══ Materials provided

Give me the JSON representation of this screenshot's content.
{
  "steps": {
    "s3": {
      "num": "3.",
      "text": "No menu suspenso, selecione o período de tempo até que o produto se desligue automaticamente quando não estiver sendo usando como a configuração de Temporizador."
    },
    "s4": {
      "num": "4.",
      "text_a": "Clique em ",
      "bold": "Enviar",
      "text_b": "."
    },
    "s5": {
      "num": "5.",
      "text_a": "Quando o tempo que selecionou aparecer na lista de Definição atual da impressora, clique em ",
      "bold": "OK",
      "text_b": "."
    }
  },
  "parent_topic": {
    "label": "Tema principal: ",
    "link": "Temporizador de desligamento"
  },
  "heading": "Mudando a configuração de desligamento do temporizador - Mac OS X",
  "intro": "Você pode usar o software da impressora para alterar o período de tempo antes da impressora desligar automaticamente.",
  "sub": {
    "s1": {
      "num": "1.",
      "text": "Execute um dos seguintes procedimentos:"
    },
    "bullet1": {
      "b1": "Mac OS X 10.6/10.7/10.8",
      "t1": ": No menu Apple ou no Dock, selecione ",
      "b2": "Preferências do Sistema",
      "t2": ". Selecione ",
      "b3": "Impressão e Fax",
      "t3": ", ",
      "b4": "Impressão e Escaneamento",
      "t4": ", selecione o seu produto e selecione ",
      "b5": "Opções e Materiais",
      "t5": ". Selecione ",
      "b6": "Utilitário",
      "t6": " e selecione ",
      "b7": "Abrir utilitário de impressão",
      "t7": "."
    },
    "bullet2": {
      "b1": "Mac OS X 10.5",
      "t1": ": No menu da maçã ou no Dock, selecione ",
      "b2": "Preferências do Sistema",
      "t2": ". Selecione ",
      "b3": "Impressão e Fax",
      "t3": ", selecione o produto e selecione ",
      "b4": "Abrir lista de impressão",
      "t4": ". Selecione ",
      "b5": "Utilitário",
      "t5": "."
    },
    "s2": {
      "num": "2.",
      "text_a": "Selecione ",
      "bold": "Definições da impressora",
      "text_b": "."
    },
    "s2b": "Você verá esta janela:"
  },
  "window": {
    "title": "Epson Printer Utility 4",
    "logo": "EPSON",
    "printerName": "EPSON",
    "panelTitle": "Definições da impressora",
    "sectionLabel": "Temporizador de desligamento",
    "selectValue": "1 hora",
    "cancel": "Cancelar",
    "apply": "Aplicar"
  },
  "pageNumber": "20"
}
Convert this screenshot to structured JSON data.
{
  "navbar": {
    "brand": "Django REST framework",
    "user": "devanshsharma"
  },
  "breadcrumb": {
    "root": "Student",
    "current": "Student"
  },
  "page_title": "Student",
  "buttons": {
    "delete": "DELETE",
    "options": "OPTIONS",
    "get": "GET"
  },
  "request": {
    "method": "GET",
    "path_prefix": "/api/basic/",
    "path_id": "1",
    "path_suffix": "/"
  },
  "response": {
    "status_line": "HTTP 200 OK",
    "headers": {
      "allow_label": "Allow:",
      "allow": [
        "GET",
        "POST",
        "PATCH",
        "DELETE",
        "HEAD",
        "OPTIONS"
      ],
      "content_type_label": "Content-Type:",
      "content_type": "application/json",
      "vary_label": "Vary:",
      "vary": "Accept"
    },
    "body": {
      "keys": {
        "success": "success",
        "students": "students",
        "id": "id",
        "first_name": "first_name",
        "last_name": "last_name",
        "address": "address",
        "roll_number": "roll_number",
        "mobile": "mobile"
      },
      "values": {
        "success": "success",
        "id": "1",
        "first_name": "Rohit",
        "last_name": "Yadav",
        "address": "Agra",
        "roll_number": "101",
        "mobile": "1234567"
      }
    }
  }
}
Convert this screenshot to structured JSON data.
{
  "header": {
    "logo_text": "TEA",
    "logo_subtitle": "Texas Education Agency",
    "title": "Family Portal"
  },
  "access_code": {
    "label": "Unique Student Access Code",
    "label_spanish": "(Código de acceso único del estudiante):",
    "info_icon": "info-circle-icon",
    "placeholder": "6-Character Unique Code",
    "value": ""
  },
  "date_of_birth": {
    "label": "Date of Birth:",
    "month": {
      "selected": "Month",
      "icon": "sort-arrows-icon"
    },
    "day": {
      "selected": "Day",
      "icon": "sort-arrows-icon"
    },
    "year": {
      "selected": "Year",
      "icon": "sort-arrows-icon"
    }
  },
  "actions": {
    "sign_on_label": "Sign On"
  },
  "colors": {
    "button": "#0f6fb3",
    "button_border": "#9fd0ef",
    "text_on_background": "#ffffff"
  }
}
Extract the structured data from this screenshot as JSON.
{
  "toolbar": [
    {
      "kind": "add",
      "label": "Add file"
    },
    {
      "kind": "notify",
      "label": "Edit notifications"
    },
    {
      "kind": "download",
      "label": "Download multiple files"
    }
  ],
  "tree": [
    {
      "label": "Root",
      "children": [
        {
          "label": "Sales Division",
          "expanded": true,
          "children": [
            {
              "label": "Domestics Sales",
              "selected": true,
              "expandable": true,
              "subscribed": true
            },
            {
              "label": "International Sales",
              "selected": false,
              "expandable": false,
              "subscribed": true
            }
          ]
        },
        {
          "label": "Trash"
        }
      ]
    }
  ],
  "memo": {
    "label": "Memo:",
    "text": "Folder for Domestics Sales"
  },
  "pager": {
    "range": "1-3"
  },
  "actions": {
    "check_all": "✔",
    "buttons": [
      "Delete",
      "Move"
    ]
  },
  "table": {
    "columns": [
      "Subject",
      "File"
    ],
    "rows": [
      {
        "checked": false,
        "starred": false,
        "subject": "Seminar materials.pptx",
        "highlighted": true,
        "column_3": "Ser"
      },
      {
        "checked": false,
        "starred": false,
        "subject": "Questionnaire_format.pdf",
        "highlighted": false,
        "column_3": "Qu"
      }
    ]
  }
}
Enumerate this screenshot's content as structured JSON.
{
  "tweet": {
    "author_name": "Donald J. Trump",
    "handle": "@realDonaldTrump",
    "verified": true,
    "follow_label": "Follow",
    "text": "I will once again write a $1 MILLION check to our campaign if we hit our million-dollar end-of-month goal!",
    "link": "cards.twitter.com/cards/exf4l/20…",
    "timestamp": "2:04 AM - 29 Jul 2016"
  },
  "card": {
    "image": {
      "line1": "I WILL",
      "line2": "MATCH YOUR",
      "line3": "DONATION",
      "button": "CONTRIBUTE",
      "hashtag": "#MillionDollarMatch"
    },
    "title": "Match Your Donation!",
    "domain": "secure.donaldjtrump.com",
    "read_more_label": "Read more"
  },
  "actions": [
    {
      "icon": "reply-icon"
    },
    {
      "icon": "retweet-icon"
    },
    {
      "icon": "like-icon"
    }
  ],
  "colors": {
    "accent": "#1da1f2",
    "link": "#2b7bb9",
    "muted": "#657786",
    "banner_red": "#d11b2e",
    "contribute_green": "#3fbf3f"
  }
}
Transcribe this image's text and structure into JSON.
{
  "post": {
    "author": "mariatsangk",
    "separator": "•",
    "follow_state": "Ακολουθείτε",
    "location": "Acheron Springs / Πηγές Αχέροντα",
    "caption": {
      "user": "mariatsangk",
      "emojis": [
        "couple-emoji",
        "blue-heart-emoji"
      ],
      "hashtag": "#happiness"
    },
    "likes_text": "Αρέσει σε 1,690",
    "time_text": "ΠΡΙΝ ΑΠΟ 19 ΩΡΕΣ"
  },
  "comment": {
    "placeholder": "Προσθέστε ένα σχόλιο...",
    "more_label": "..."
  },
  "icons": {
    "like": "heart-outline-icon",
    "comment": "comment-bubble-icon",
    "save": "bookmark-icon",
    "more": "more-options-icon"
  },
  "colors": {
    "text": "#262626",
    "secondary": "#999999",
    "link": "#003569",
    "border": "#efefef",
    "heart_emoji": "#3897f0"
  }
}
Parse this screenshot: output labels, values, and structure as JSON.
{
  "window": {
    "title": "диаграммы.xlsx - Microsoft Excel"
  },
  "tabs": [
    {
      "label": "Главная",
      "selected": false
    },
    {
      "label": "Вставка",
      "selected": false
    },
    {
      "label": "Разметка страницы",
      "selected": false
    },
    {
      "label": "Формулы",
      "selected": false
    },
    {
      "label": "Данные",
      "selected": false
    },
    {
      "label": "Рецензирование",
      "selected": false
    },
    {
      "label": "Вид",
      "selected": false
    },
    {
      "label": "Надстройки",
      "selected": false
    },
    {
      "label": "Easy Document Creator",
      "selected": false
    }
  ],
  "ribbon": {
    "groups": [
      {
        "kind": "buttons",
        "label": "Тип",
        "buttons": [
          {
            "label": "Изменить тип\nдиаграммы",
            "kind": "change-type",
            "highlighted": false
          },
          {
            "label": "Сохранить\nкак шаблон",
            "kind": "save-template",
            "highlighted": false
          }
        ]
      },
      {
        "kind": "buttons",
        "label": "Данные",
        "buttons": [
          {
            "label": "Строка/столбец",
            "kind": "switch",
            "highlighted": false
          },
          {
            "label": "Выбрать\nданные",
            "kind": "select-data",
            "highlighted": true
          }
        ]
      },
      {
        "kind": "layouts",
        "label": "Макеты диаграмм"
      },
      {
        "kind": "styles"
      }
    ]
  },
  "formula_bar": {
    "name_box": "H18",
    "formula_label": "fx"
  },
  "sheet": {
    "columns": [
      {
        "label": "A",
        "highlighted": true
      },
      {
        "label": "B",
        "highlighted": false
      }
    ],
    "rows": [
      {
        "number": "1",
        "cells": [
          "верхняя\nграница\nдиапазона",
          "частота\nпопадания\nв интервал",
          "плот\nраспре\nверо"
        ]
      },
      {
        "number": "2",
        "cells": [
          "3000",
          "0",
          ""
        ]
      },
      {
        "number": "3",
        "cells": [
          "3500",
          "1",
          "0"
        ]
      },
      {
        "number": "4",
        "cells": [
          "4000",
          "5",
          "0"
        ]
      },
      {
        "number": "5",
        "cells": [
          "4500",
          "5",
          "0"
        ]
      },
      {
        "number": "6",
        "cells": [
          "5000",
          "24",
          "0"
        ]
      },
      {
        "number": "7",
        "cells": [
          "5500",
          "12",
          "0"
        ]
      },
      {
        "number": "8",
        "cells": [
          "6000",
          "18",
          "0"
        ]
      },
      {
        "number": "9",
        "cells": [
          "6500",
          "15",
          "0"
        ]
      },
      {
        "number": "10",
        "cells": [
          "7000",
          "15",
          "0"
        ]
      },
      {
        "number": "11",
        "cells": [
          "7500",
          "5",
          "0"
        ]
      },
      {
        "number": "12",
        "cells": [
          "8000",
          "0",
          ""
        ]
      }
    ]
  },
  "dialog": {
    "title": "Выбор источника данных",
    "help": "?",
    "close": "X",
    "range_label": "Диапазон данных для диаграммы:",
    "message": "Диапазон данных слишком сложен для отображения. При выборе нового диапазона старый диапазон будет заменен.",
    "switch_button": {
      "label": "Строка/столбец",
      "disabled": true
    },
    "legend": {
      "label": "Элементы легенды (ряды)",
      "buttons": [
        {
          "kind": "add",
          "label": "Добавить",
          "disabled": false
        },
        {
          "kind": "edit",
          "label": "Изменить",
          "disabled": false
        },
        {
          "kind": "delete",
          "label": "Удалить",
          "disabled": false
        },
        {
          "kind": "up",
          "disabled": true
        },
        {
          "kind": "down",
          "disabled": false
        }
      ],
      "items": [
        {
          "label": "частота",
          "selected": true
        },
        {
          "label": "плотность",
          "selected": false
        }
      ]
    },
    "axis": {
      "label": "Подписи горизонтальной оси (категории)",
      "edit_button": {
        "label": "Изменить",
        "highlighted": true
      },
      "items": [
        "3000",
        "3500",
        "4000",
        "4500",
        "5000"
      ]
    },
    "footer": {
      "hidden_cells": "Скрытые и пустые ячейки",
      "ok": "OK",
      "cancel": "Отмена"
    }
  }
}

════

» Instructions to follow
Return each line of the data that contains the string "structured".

» Expected answer
Convert this screenshot to structured JSON data.
Convert this screenshot to structured JSON data.
Extract the structured data from this screenshot as JSON.
Enumerate this screenshot's content as structured JSON.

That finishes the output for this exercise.